As per Section 21 (2) (b) of the MCOC Act, the application must be moved "on the report of the Public Prosecutor indicating the progress of the investigation and the specific reasons for the detention of the accused beyond the said period of ninety days."
In the instant case, an application was made by the investigating agency seeking more time to investigate offences registered against the accused under the IPC, the Arms Act and the MCOC Act.
The Special Court accepted the application by the investigating agency and rejected the plea made for default bail by the accused after the lapse of 90 days.
On appeal, the Bombay High Court found merit in the submissions made for the accused that the Public Prosecutor had not filed a report in due compliance with Section 21 (2) (b) of the MCOC Act.

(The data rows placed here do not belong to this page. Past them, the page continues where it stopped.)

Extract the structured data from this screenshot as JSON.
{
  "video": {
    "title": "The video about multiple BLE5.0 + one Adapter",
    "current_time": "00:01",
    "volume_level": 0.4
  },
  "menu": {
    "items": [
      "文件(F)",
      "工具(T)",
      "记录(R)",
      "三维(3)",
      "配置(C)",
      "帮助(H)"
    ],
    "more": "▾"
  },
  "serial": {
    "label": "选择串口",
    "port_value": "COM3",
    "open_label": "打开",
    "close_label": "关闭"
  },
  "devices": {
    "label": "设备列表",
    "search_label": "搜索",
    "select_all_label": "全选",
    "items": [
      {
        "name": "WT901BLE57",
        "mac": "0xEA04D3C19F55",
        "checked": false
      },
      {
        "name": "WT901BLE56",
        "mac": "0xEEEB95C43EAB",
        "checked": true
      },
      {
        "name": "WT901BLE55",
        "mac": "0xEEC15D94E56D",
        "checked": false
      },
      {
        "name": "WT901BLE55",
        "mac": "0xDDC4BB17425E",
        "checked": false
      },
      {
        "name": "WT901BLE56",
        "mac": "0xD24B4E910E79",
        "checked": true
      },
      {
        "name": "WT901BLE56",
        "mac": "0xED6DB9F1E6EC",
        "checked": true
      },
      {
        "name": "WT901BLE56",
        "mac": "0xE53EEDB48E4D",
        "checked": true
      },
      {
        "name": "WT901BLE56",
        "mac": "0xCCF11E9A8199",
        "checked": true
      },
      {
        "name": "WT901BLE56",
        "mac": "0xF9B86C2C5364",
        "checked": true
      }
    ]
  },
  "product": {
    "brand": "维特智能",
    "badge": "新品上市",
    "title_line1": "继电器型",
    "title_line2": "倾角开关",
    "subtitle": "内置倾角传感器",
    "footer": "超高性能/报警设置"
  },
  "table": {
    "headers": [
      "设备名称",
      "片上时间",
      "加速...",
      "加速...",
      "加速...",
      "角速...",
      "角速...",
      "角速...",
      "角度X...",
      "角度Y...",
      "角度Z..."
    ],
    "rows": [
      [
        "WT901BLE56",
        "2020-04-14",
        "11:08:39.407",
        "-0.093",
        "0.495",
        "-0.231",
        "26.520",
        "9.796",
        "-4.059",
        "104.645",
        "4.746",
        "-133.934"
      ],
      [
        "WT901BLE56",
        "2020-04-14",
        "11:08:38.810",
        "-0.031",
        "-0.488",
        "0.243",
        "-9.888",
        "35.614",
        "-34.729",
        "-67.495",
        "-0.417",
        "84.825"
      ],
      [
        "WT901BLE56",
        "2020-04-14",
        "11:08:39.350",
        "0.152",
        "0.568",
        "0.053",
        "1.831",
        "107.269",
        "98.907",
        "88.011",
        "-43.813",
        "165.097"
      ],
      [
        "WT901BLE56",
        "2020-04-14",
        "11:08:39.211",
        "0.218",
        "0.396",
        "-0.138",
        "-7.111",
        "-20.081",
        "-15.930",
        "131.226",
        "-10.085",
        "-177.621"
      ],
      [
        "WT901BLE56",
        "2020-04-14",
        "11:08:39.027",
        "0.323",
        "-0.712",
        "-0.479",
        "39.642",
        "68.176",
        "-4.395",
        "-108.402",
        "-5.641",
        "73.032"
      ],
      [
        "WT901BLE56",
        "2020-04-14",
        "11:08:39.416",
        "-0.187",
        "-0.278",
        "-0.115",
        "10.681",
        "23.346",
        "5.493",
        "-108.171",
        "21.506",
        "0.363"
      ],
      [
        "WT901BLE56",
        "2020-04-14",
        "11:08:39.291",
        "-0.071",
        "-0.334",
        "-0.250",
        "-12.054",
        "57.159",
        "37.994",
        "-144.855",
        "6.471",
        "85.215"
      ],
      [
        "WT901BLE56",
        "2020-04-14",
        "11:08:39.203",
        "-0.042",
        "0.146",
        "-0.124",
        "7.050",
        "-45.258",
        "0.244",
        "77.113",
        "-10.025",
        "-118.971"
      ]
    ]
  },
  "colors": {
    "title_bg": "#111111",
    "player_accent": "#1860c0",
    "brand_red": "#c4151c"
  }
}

The Bench proceeded to emphasise,
For the benefit of the litigants and the lawyers, the Court proceeded to enlist the ingredients to be considered by the prosecutor while making such a report, i.e.:
Reasons evidencing the personal satisfaction of the public prosecutor as regards the progress in investigation made,
The reasons for which the investigation could not be completed and
The object to be achieved through investigation for which an extended period of time is necessary.
The Court added that the report "cannot be in the form of a miscellaneous application to be filed for seeking extension of time." This independent report should accompany the Investigation Agency's report, as also laid down in Section 21 (2) (b) of the MCOC Act.
The Court has now directed the Registrar (Judicial) to circulate a copy of this order to the Chief Secretary of the State, the Director-General of Police and the Director of Prosecution so that directions can be issued to prosecutors for meticulously following the law in the submission of their report on the reasons for extending the time to investigate.
The issue of the report arose when the bail applicant pointed out to the Court that no report had been filed under Section 21(2)(b) of the MCOC Act by the prosecutor before the Special Court when seeking an extension of time to complete the investigation.
Relying on Supreme Court judgments, it was submitted that the applicant was entitled to default bail under Section 167 (2) of the CrPC.
While hearing the matter, the Court found that the ‘report’ which was submitted before the Special Court was a one-page application. Expressing its dissatisfaction over the same, the High Court explained that the prosecutor has to give his reasons for agreeing with the Investigating Agency.
If he is not convinced with the reasons given by the Investigative Agency in seeking an extension of time, then he has the “freedom to disagree” and it is “within his power to refuse” to forward that report, the High Court said.
The court eventually granted default bail after considering the provisions of Section 167(2), CrPC and on finding that the Special Court's order rejecting the same was cryptic in its reasoning.
The Court however upheld the conditions imposed by the Special Court while granting bail.
Read order here: